◆ DIRECTIONS FOR THIS TASK
Write out the entries exactly, leaving out every picture.

◆ DATASET ENTRIES
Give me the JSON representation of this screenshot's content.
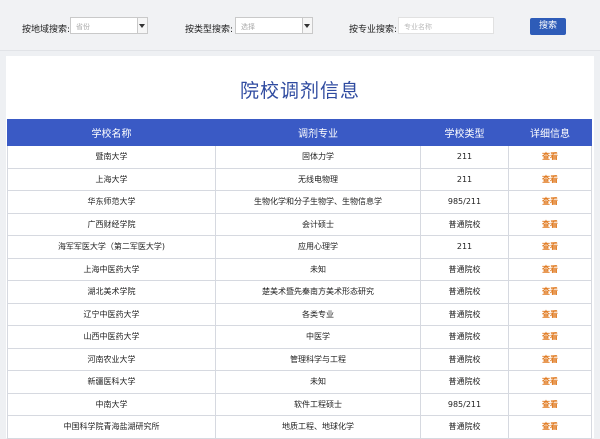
{
  "search": {
    "region_label": "按地域搜索:",
    "region_value": "省份",
    "type_label": "按类型搜索:",
    "type_value": "选择",
    "major_label": "按专业搜索:",
    "major_placeholder": "专业名称",
    "button_label": "搜索"
  },
  "page_title": "院校调剂信息",
  "table": {
    "headers": [
      "学校名称",
      "调剂专业",
      "学校类型",
      "详细信息"
    ],
    "rows": [
      {
        "school": "暨南大学",
        "major": "固体力学",
        "type": "211",
        "link": "查看"
      },
      {
        "school": "上海大学",
        "major": "无线电物理",
        "type": "211",
        "link": "查看"
      },
      {
        "school": "华东师范大学",
        "major": "生物化学和分子生物学、生物信息学",
        "type": "985/211",
        "link": "查看"
      },
      {
        "school": "广西财经学院",
        "major": "会计硕士",
        "type": "普通院校",
        "link": "查看"
      },
      {
        "school": "海军军医大学（第二军医大学)",
        "major": "应用心理学",
        "type": "211",
        "link": "查看"
      },
      {
        "school": "上海中医药大学",
        "major": "未知",
        "type": "普通院校",
        "link": "查看"
      },
      {
        "school": "湖北美术学院",
        "major": "楚美术暨先秦南方美术形态研究",
        "type": "普通院校",
        "link": "查看"
      },
      {
        "school": "辽宁中医药大学",
        "major": "各类专业",
        "type": "普通院校",
        "link": "查看"
      },
      {
        "school": "山西中医药大学",
        "major": "中医学",
        "type": "普通院校",
        "link": "查看"
      },
      {
        "school": "河南农业大学",
        "major": "管理科学与工程",
        "type": "普通院校",
        "link": "查看"
      },
      {
        "school": "新疆医科大学",
        "major": "未知",
        "type": "普通院校",
        "link": "查看"
      },
      {
        "school": "中南大学",
        "major": "软件工程硕士",
        "type": "985/211",
        "link": "查看"
      },
      {
        "school": "中国科学院青海盐湖研究所",
        "major": "地质工程、地球化学",
        "type": "普通院校",
        "link": "查看"
      }
    ]
  }
}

◆ RESPONSE TO THIS TASK
Give me the JSON representation of this screenshot's content.
{
  "search": {
    "region_label": "按地域搜索:",
    "region_value": "省份",
    "type_label": "按类型搜索:",
    "type_value": "选择",
    "major_label": "按专业搜索:",
    "major_placeholder": "专业名称",
    "button_label": "搜索"
  },
  "page_title": "院校调剂信息",
  "table": {
    "headers": [
      "学校名称",
      "调剂专业",
      "学校类型",
      "详细信息"
    ],
    "rows": [
      {
        "school": "暨南大学",
        "major": "固体力学",
        "type": "211",
        "link": "查看"
      },
      {
        "school": "上海大学",
        "major": "无线电物理",
        "type": "211",
        "link": "查看"
      },
      {
        "school": "华东师范大学",
        "major": "生物化学和分子生物学、生物信息学",
        "type": "985/211",
        "link": "查看"
      },
      {
        "school": "广西财经学院",
        "major": "会计硕士",
        "type": "普通院校",
        "link": "查看"
      },
      {
        "school": "海军军医大学（第二军医大学)",
        "major": "应用心理学",
        "type": "211",
        "link": "查看"
      },
      {
        "school": "上海中医药大学",
        "major": "未知",
        "type": "普通院校",
        "link": "查看"
      },
      {
        "school": "湖北美术学院",
        "major": "楚美术暨先秦南方美术形态研究",
        "type": "普通院校",
        "link": "查看"
      },
      {
        "school": "辽宁中医药大学",
        "major": "各类专业",
        "type": "普通院校",
        "link": "查看"
      },
      {
        "school": "山西中医药大学",
        "major": "中医学",
        "type": "普通院校",
        "link": "查看"
      },
      {
        "school": "河南农业大学",
        "major": "管理科学与工程",
        "type": "普通院校",
        "link": "查看"
      },
      {
        "school": "新疆医科大学",
        "major": "未知",
        "type": "普通院校",
        "link": "查看"
      },
      {
        "school": "中南大学",
        "major": "软件工程硕士",
        "type": "985/211",
        "link": "查看"
      },
      {
        "school": "中国科学院青海盐湖研究所",
        "major": "地质工程、地球化学",
        "type": "普通院校",
        "link": "查看"
      }
    ]
  }
}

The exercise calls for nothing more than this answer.